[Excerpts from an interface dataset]
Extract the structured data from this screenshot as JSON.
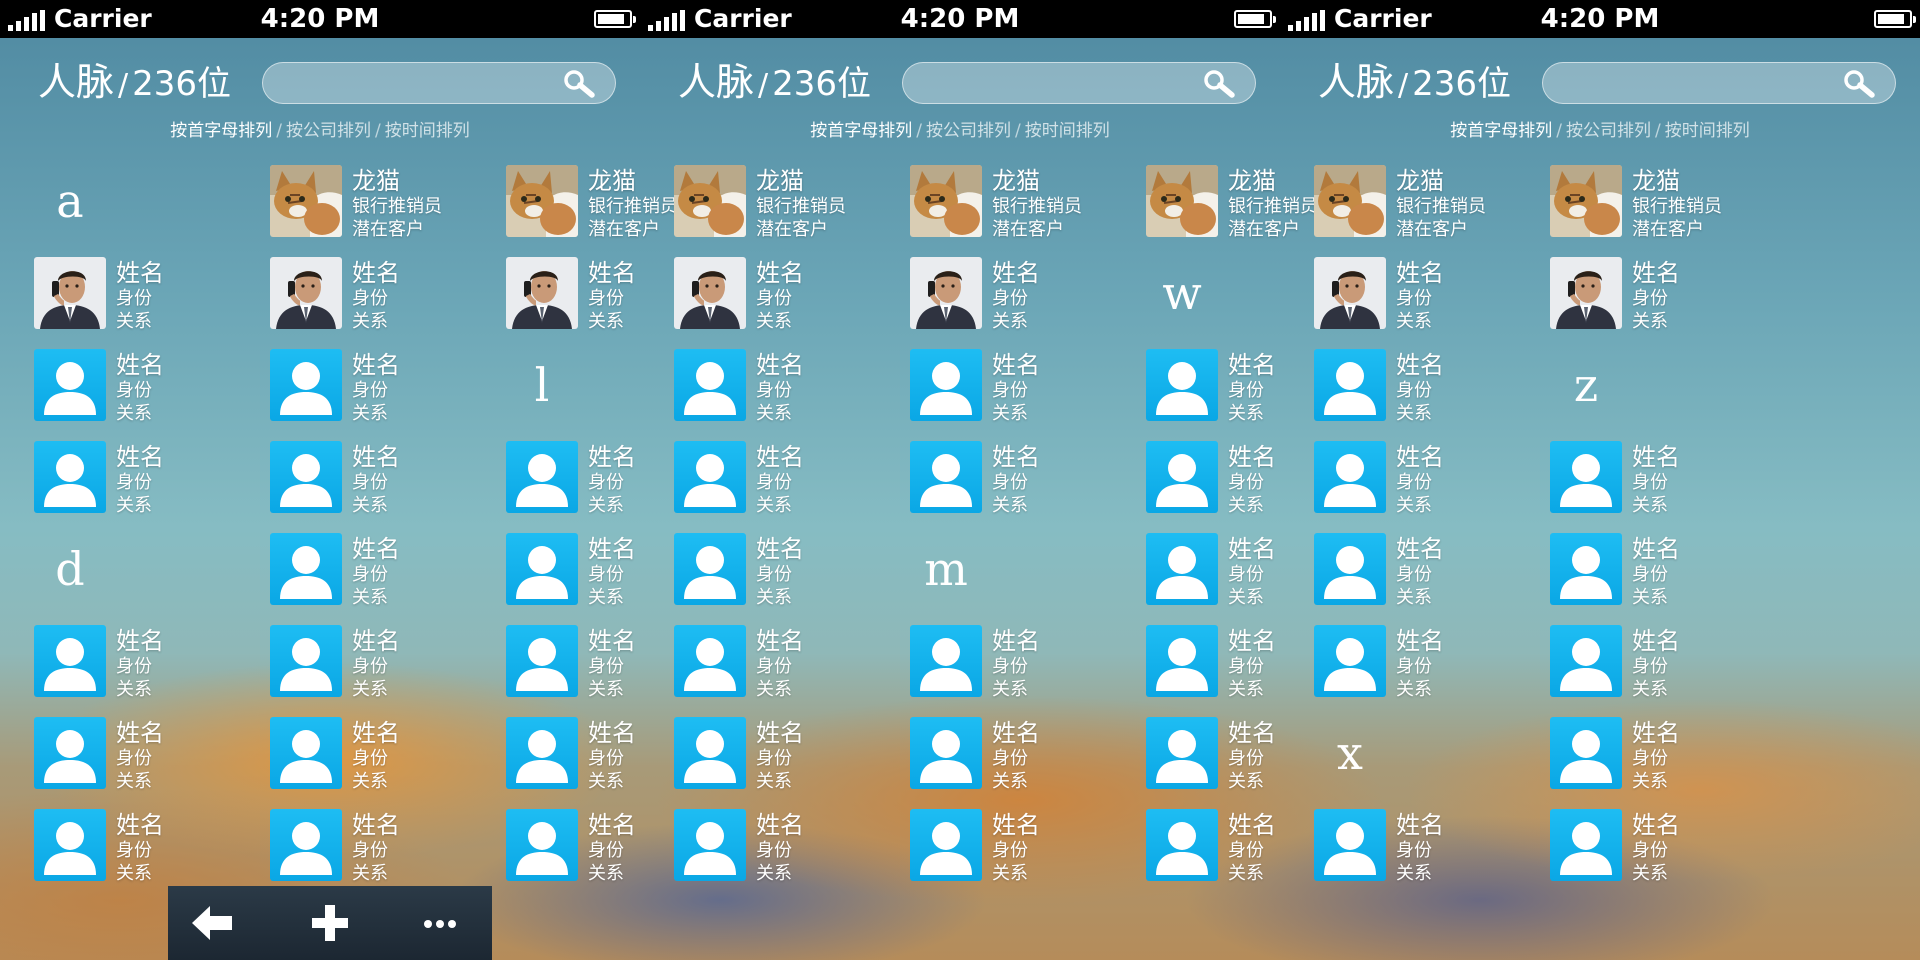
{
  "status": {
    "carrier": "Carrier",
    "time": "4:20 PM",
    "battery_level": 0.85
  },
  "header": {
    "title": "人脉",
    "separator": "/",
    "count": "236位",
    "search": {
      "placeholder": "",
      "value": ""
    }
  },
  "sort_options": [
    {
      "label": "按首字母排列",
      "active": true
    },
    {
      "label": "按公司排列",
      "active": false
    },
    {
      "label": "按时间排列",
      "active": false
    }
  ],
  "contacts": {
    "featured_cat": {
      "name": "龙猫",
      "role": "银行推销员",
      "relation": "潜在客户"
    },
    "featured_man": {
      "name": "姓名",
      "role": "身份",
      "relation": "关系"
    },
    "placeholder": {
      "name": "姓名",
      "role": "身份",
      "relation": "关系"
    }
  },
  "icons": {
    "search": "search-icon",
    "back": "back-arrow-icon",
    "add": "plus-icon",
    "more": "more-icon"
  },
  "colors": {
    "avatar_blue": "#13b3ee",
    "status_bar": "#000000"
  },
  "panels": [
    {
      "grid": [
        [
          "L:a",
          "cat",
          "cat"
        ],
        [
          "man",
          "man",
          "man"
        ],
        [
          "ph",
          "ph",
          "L:l"
        ],
        [
          "ph",
          "ph",
          "ph"
        ],
        [
          "L:d",
          "ph",
          "ph"
        ],
        [
          "ph",
          "ph",
          "ph"
        ],
        [
          "ph",
          "ph",
          "ph"
        ],
        [
          "ph",
          "ph",
          "ph"
        ]
      ],
      "toolbar": true
    },
    {
      "grid": [
        [
          "cat",
          "cat",
          "cat"
        ],
        [
          "man",
          "man",
          "L:w"
        ],
        [
          "ph",
          "ph",
          "ph"
        ],
        [
          "ph",
          "ph",
          "ph"
        ],
        [
          "ph",
          "L:m",
          "ph"
        ],
        [
          "ph",
          "ph",
          "ph"
        ],
        [
          "ph",
          "ph",
          "ph"
        ],
        [
          "ph",
          "ph",
          "ph"
        ]
      ],
      "toolbar": false
    },
    {
      "grid": [
        [
          "cat",
          "cat",
          "-"
        ],
        [
          "man",
          "man",
          "-"
        ],
        [
          "ph",
          "L:z",
          "-"
        ],
        [
          "ph",
          "ph",
          "-"
        ],
        [
          "ph",
          "ph",
          "-"
        ],
        [
          "ph",
          "ph",
          "-"
        ],
        [
          "L:x",
          "ph",
          "-"
        ],
        [
          "ph",
          "ph",
          "-"
        ]
      ],
      "toolbar": false
    }
  ]
}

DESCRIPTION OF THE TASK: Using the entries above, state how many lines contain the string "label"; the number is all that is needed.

REPLY TO THE EXERCISE: 3